In life outside of work, we’re fond of not sweating the small stuff, or at least trying not to. If we’re good about it, ignoring life’s little weights goes a long way. Wouldn’t it be nice if it worked like that in business?
In our era of digital ratings and reviews, when an organization ignores the small stuff, it doesn’t go away—it goes online.
Especially when it comes to parking, be it in a structure or on the street, there’s a lot weighing on the small stuff. But just as easily as they can hinder, the small stuff can be the easiest way to help elevate your customer service and thus your customers’ experiences.
When It Comes To Tech, Keep It Simple
Every day, new technologies emerge in industries and markets around the world. They promise to streamline experiences, reduce costs, expedite service, or increase productivity by any of a thousand different means and metrics, however fractal. And for the most part, these innovations succeed.
But sometimes they get us in trouble.
Innovative tech is one of the sexiest talking points in parking today, with most of the conversation swirling around automation as a means to streamline processes, amplify profits, and reduce human error. But automation isn’t infallible; equipment can malfunction on paying customers just as easily as it can confuse them. And when it comes to something like a faulting automated payment system blocking a hundred cars from leaving your garage after an event, you have a very narrow window of tolerance before it leads to consumer aggression toward the technology. Or, more likely, your company.
“Increasingly, the physical is being replaced by the digital, which is fundamentally changing our experiences of the everyday, and in turn, reducing our opportunities to connect,” explains Chris Allen, author over at The Conversation.
The thing is, when technology fails, that human connection is the best conciliation. And it’s by no means bad for business.
Recently, at an ACE parking lot in San Diego, we replaced an attendant booth with an automated pay station. The transition was pretty smooth throughout most of the day, except between 4:30 and 5:30, when we noticed backups occurring in the exit lane. The problem was that newer or transient customers were unfamiliar with the system, causing exiting traffic to form instead of flow. Instead of replacing the payment system with something else or providing detailed instructions for something that should be intuitive, we decided to man the booth with an ACE ambassador during peak periods. Immediately, problem solved.

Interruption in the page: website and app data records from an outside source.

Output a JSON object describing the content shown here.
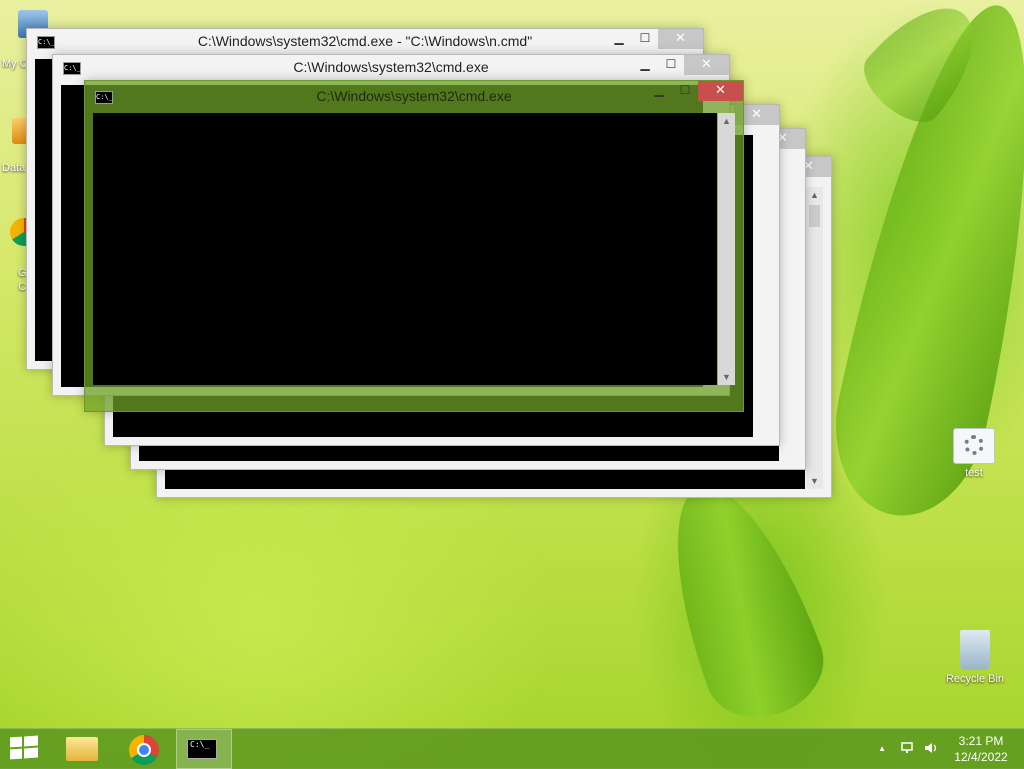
{
  "desktop": {
    "icons": [
      {
        "label": "My C",
        "icon": "computer-icon"
      },
      {
        "label": "Data",
        "icon": "shortcut-icon"
      },
      {
        "label": "G\nC",
        "icon": "chrome-shortcut-icon"
      },
      {
        "label": "test",
        "icon": "settings-file-icon"
      },
      {
        "label": "Recycle Bin",
        "icon": "recycle-bin-icon"
      }
    ]
  },
  "windows": [
    {
      "title": "C:\\Windows\\system32\\cmd.exe - \"C:\\Windows\\n.cmd\""
    },
    {
      "title": "C:\\Windows\\system32\\cmd.exe"
    },
    {
      "title": "C:\\Windows\\system32\\cmd.exe"
    }
  ],
  "window_buttons": {
    "minimize": "▁",
    "maximize": "☐",
    "close": "✕"
  },
  "taskbar": {
    "start": "start-logo-icon",
    "pinned": [
      "file-explorer-icon",
      "chrome-icon",
      "cmd-icon"
    ],
    "tray": {
      "show_hidden": "▲",
      "network": "network-icon",
      "volume": "volume-icon"
    },
    "time": "3:21 PM",
    "date": "12/4/2022"
  },
  "colors": {
    "active_window": "#6ea028",
    "close_active": "#c94f4f",
    "taskbar": "#5a961e"
  }
}
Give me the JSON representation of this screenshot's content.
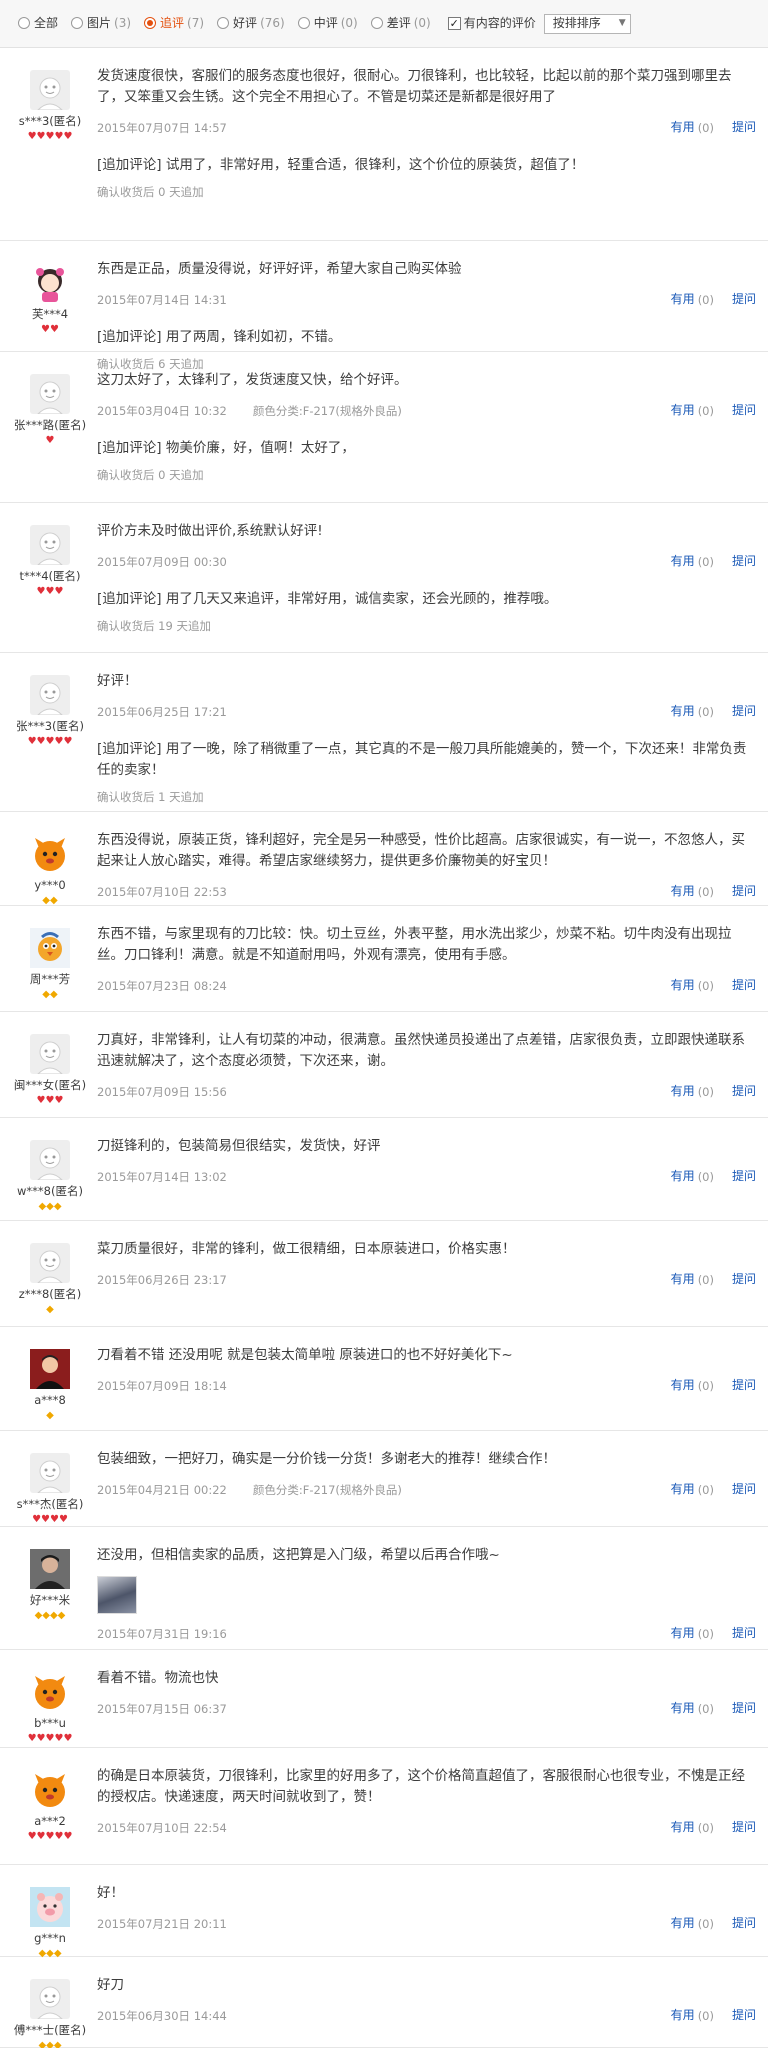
{
  "filter": {
    "options": [
      {
        "label": "全部",
        "count": ""
      },
      {
        "label": "图片",
        "count": "(3)"
      },
      {
        "label": "追评",
        "count": "(7)"
      },
      {
        "label": "好评",
        "count": "(76)"
      },
      {
        "label": "中评",
        "count": "(0)"
      },
      {
        "label": "差评",
        "count": "(0)"
      }
    ],
    "has_content_label": "有内容的评价",
    "sort_label": "按排排序"
  },
  "reviews": [
    {
      "user": "s***3(匿名)",
      "rank": "♥♥♥♥♥",
      "content": "发货速度很快，客服们的服务态度也很好，很耐心。刀很锋利，也比较轻，比起以前的那个菜刀强到哪里去了，又笨重又会生锈。这个完全不用担心了。不管是切菜还是新都是很好用了",
      "date": "2015年07月07日 14:57",
      "sku": "",
      "useful": "有用",
      "count": "(0)",
      "reply": "提问",
      "append": "[追加评论] 试用了，非常好用，轻重合适，很锋利，这个价位的原装货，超值了！",
      "confirm": "确认收货后 0 天追加"
    },
    {
      "user": "芙***4",
      "rank": "♥♥",
      "content": "东西是正品，质量没得说，好评好评，希望大家自己购买体验",
      "date": "2015年07月14日 14:31",
      "sku": "",
      "useful": "有用",
      "count": "(0)",
      "reply": "提问",
      "append": "[追加评论] 用了两周，锋利如初，不错。",
      "confirm": "确认收货后 6 天追加"
    },
    {
      "user": "张***路(匿名)",
      "rank": "♥",
      "content": "这刀太好了，太锋利了，发货速度又快，给个好评。",
      "date": "2015年03月04日 10:32",
      "sku": "颜色分类:F-217(规格外良品)",
      "useful": "有用",
      "count": "(0)",
      "reply": "提问",
      "append": "[追加评论] 物美价廉，好，值啊！太好了，",
      "confirm": "确认收货后 0 天追加"
    },
    {
      "user": "t***4(匿名)",
      "rank": "♥♥♥",
      "content": "评价方未及时做出评价,系统默认好评!",
      "date": "2015年07月09日 00:30",
      "sku": "",
      "useful": "有用",
      "count": "(0)",
      "reply": "提问",
      "append": "[追加评论] 用了几天又来追评，非常好用，诚信卖家，还会光顾的，推荐哦。",
      "confirm": "确认收货后 19 天追加"
    },
    {
      "user": "张***3(匿名)",
      "rank": "♥♥♥♥♥",
      "content": "好评！",
      "date": "2015年06月25日 17:21",
      "sku": "",
      "useful": "有用",
      "count": "(0)",
      "reply": "提问",
      "append": "[追加评论] 用了一晚，除了稍微重了一点，其它真的不是一般刀具所能媲美的，赞一个，下次还来！非常负责任的卖家！",
      "confirm": "确认收货后 1 天追加"
    },
    {
      "user": "y***0",
      "rank": "◆◆",
      "content": "东西没得说，原装正货，锋利超好，完全是另一种感受，性价比超高。店家很诚实，有一说一，不忽悠人，买起来让人放心踏实，难得。希望店家继续努力，提供更多价廉物美的好宝贝！",
      "date": "2015年07月10日 22:53",
      "sku": "",
      "useful": "有用",
      "count": "(0)",
      "reply": "提问",
      "append": "",
      "confirm": ""
    },
    {
      "user": "周***芳",
      "rank": "◆◆",
      "content": "东西不错，与家里现有的刀比较：快。切土豆丝，外表平整，用水洗出浆少，炒菜不粘。切牛肉没有出现拉丝。刀口锋利！满意。就是不知道耐用吗，外观有漂亮，使用有手感。",
      "date": "2015年07月23日 08:24",
      "sku": "",
      "useful": "有用",
      "count": "(0)",
      "reply": "提问",
      "append": "",
      "confirm": ""
    },
    {
      "user": "闽***女(匿名)",
      "rank": "♥♥♥",
      "content": "刀真好，非常锋利，让人有切菜的冲动，很满意。虽然快递员投递出了点差错，店家很负责，立即跟快递联系迅速就解决了，这个态度必须赞，下次还来，谢。",
      "date": "2015年07月09日 15:56",
      "sku": "",
      "useful": "有用",
      "count": "(0)",
      "reply": "提问",
      "append": "",
      "confirm": ""
    },
    {
      "user": "w***8(匿名)",
      "rank": "◆◆◆",
      "content": "刀挺锋利的，包装简易但很结实，发货快，好评",
      "date": "2015年07月14日 13:02",
      "sku": "",
      "useful": "有用",
      "count": "(0)",
      "reply": "提问",
      "append": "",
      "confirm": ""
    },
    {
      "user": "z***8(匿名)",
      "rank": "◆",
      "content": "菜刀质量很好，非常的锋利，做工很精细，日本原装进口，价格实惠！",
      "date": "2015年06月26日 23:17",
      "sku": "",
      "useful": "有用",
      "count": "(0)",
      "reply": "提问",
      "append": "",
      "confirm": ""
    },
    {
      "user": "a***8",
      "rank": "◆",
      "content": "刀看着不错 还没用呢 就是包装太简单啦 原装进口的也不好好美化下~",
      "date": "2015年07月09日 18:14",
      "sku": "",
      "useful": "有用",
      "count": "(0)",
      "reply": "提问",
      "append": "",
      "confirm": ""
    },
    {
      "user": "s***杰(匿名)",
      "rank": "♥♥♥♥",
      "content": "包装细致，一把好刀，确实是一分价钱一分货！多谢老大的推荐！继续合作！",
      "date": "2015年04月21日 00:22",
      "sku": "颜色分类:F-217(规格外良品)",
      "useful": "有用",
      "count": "(0)",
      "reply": "提问",
      "append": "",
      "confirm": ""
    },
    {
      "user": "好***米",
      "rank": "◆◆◆◆",
      "content": "还没用，但相信卖家的品质，这把算是入门级，希望以后再合作哦~",
      "date": "2015年07月31日 19:16",
      "sku": "",
      "useful": "有用",
      "count": "(0)",
      "reply": "提问",
      "append": "",
      "confirm": ""
    },
    {
      "user": "b***u",
      "rank": "♥♥♥♥♥",
      "content": "看着不错。物流也快",
      "date": "2015年07月15日 06:37",
      "sku": "",
      "useful": "有用",
      "count": "(0)",
      "reply": "提问",
      "append": "",
      "confirm": ""
    },
    {
      "user": "a***2",
      "rank": "♥♥♥♥♥",
      "content": "的确是日本原装货，刀很锋利，比家里的好用多了，这个价格简直超值了，客服很耐心也很专业，不愧是正经的授权店。快递速度，两天时间就收到了，赞！",
      "date": "2015年07月10日 22:54",
      "sku": "",
      "useful": "有用",
      "count": "(0)",
      "reply": "提问",
      "append": "",
      "confirm": ""
    },
    {
      "user": "g***n",
      "rank": "◆◆◆",
      "content": "好！",
      "date": "2015年07月21日 20:11",
      "sku": "",
      "useful": "有用",
      "count": "(0)",
      "reply": "提问",
      "append": "",
      "confirm": ""
    },
    {
      "user": "傅***士(匿名)",
      "rank": "◆◆◆",
      "content": "好刀",
      "date": "2015年06月30日 14:44",
      "sku": "",
      "useful": "有用",
      "count": "(0)",
      "reply": "提问",
      "append": "",
      "confirm": ""
    }
  ]
}
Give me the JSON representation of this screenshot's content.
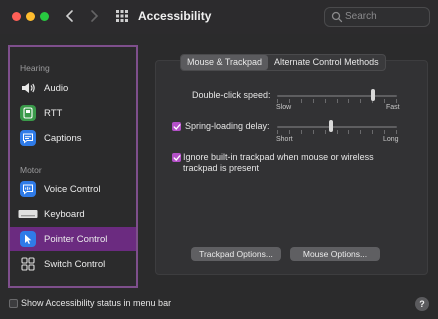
{
  "window": {
    "title": "Accessibility",
    "search_placeholder": "Search"
  },
  "sidebar": {
    "sections": [
      {
        "label": "Hearing"
      },
      {
        "label": "Motor"
      }
    ],
    "items": [
      {
        "label": "Audio"
      },
      {
        "label": "RTT"
      },
      {
        "label": "Captions"
      },
      {
        "label": "Voice Control"
      },
      {
        "label": "Keyboard"
      },
      {
        "label": "Pointer Control",
        "selected": true
      },
      {
        "label": "Switch Control"
      }
    ]
  },
  "tabs": [
    {
      "label": "Mouse & Trackpad",
      "active": true
    },
    {
      "label": "Alternate Control Methods",
      "active": false
    }
  ],
  "settings": {
    "double_click": {
      "label": "Double-click speed:",
      "min_label": "Slow",
      "max_label": "Fast",
      "value": 0.8
    },
    "spring_loading": {
      "label": "Spring-loading delay:",
      "checked": true,
      "min_label": "Short",
      "max_label": "Long",
      "value": 0.45
    },
    "ignore_trackpad": {
      "label_line1": "Ignore built-in trackpad when mouse or wireless",
      "label_line2": "trackpad is present",
      "checked": true
    }
  },
  "buttons": {
    "trackpad_options": "Trackpad Options...",
    "mouse_options": "Mouse Options..."
  },
  "footer": {
    "status_label": "Show Accessibility status in menu bar",
    "status_checked": false,
    "help": "?"
  },
  "colors": {
    "accent": "#b450c8",
    "selection": "#6b2b80",
    "sidebar_border": "#7e4f8c"
  }
}
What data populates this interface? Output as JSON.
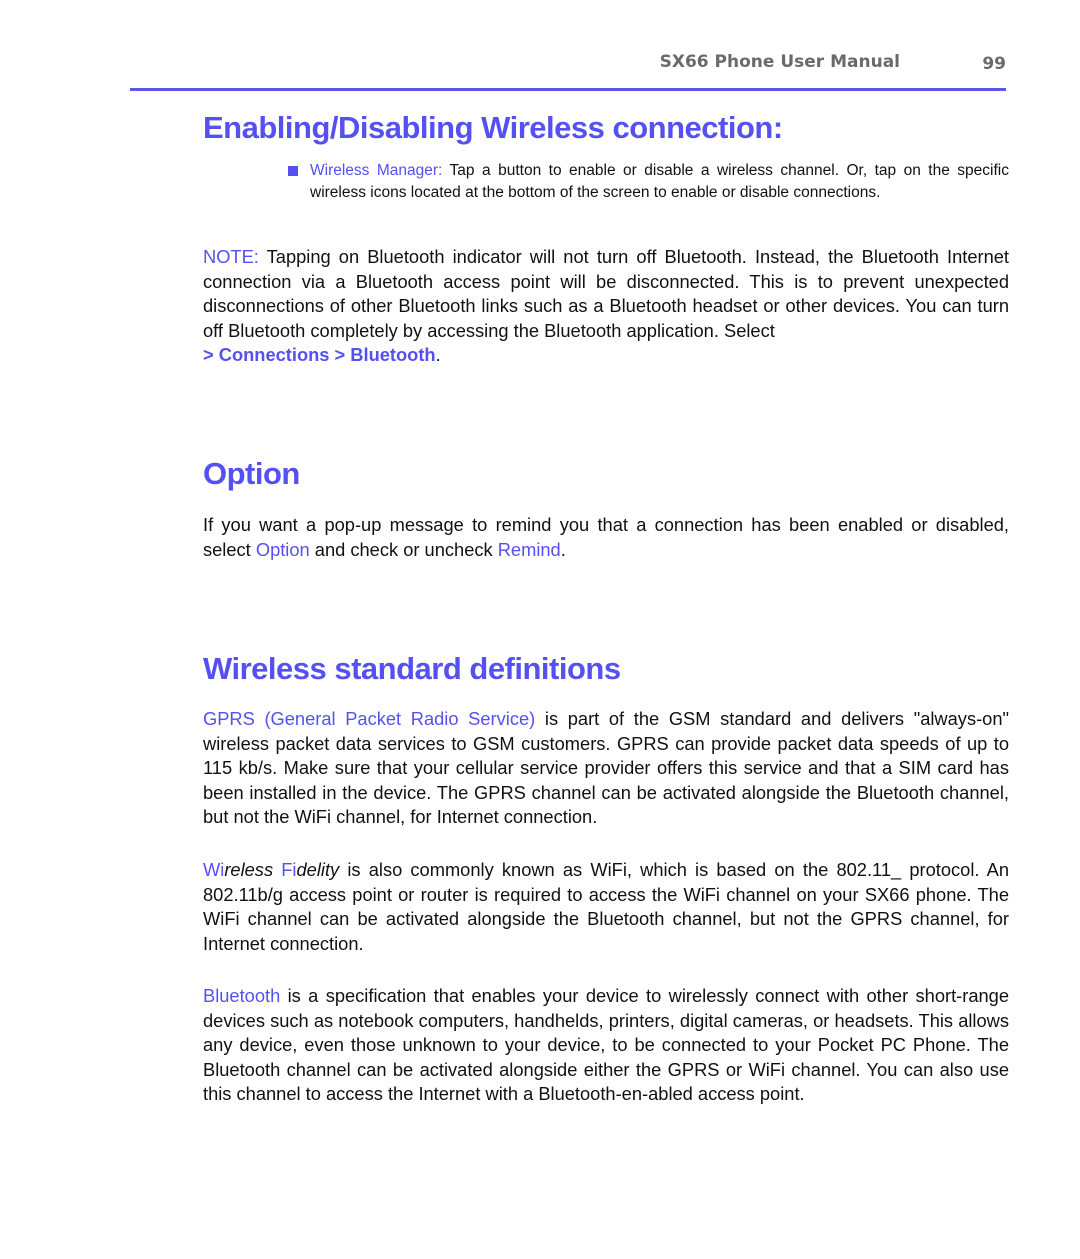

Despite the prevalence and popularity of automation today, consumers still desire human interaction—not more incarnations of robotic phone systems. Something so little as offering face-to-face assistance to help customers easily get on with their day can make a big difference in their experience, resulting in good reviews and repeat business.
Power To Your People
Of course, just having employees on hand doesn’t cut it.
A common thread among companies with the high-level customer service is the autonomy (empowerment) granted to their employees. Employee empowerment “works because it changes how employees view customers—and how customers view employees,” explains customer service guru, Micah Solomon.
What’s more, the autonomy you give employees reflects the culture and the values upheld by your organization.
For instance, to use ACE as another example, we’re constantly working to challenge ourselves to find solutions to mobility challenges. This manifests in an adaptation of the “If you see something, say something” slogan: ACE employees are empowered to improve the functionality of business operations instead of simply execute tasks.
This imbues employees with a sense of ownership of our overall customer experience.
Improving your customers’ experience by improving your customer service isn’t revolutionary. It’s not a paradigm shift or even something that requires additional clauses in the employee handbook. It’s a matter of making little changes—small stuff—that make a big difference to customers with places to go and people to see.